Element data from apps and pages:
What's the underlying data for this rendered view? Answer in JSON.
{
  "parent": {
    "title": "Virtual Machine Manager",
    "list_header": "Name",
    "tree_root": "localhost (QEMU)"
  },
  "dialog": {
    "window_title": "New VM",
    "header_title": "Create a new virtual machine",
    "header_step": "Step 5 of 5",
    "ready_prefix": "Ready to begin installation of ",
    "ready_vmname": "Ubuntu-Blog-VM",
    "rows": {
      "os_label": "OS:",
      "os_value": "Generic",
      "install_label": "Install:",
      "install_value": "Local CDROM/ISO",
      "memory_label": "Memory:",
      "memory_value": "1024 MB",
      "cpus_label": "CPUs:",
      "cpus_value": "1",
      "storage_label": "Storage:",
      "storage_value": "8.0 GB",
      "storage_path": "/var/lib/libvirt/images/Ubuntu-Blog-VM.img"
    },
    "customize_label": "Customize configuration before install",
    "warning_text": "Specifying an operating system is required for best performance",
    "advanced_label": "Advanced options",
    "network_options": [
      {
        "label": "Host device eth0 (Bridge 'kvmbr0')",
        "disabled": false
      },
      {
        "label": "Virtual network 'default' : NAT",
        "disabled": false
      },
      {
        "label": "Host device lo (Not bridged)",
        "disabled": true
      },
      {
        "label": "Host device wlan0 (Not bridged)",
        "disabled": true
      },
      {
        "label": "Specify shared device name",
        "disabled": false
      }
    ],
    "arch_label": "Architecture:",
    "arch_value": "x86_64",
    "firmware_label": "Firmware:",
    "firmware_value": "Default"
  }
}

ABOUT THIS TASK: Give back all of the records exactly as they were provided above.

WRITTEN SOLUTION:
What's the underlying data for this rendered view? Answer in JSON.
{
  "parent": {
    "title": "Virtual Machine Manager",
    "list_header": "Name",
    "tree_root": "localhost (QEMU)"
  },
  "dialog": {
    "window_title": "New VM",
    "header_title": "Create a new virtual machine",
    "header_step": "Step 5 of 5",
    "ready_prefix": "Ready to begin installation of ",
    "ready_vmname": "Ubuntu-Blog-VM",
    "rows": {
      "os_label": "OS:",
      "os_value": "Generic",
      "install_label": "Install:",
      "install_value": "Local CDROM/ISO",
      "memory_label": "Memory:",
      "memory_value": "1024 MB",
      "cpus_label": "CPUs:",
      "cpus_value": "1",
      "storage_label": "Storage:",
      "storage_value": "8.0 GB",
      "storage_path": "/var/lib/libvirt/images/Ubuntu-Blog-VM.img"
    },
    "customize_label": "Customize configuration before install",
    "warning_text": "Specifying an operating system is required for best performance",
    "advanced_label": "Advanced options",
    "network_options": [
      {
        "label": "Host device eth0 (Bridge 'kvmbr0')",
        "disabled": false
      },
      {
        "label": "Virtual network 'default' : NAT",
        "disabled": false
      },
      {
        "label": "Host device lo (Not bridged)",
        "disabled": true
      },
      {
        "label": "Host device wlan0 (Not bridged)",
        "disabled": true
      },
      {
        "label": "Specify shared device name",
        "disabled": false
      }
    ],
    "arch_label": "Architecture:",
    "arch_value": "x86_64",
    "firmware_label": "Firmware:",
    "firmware_value": "Default"
  }
}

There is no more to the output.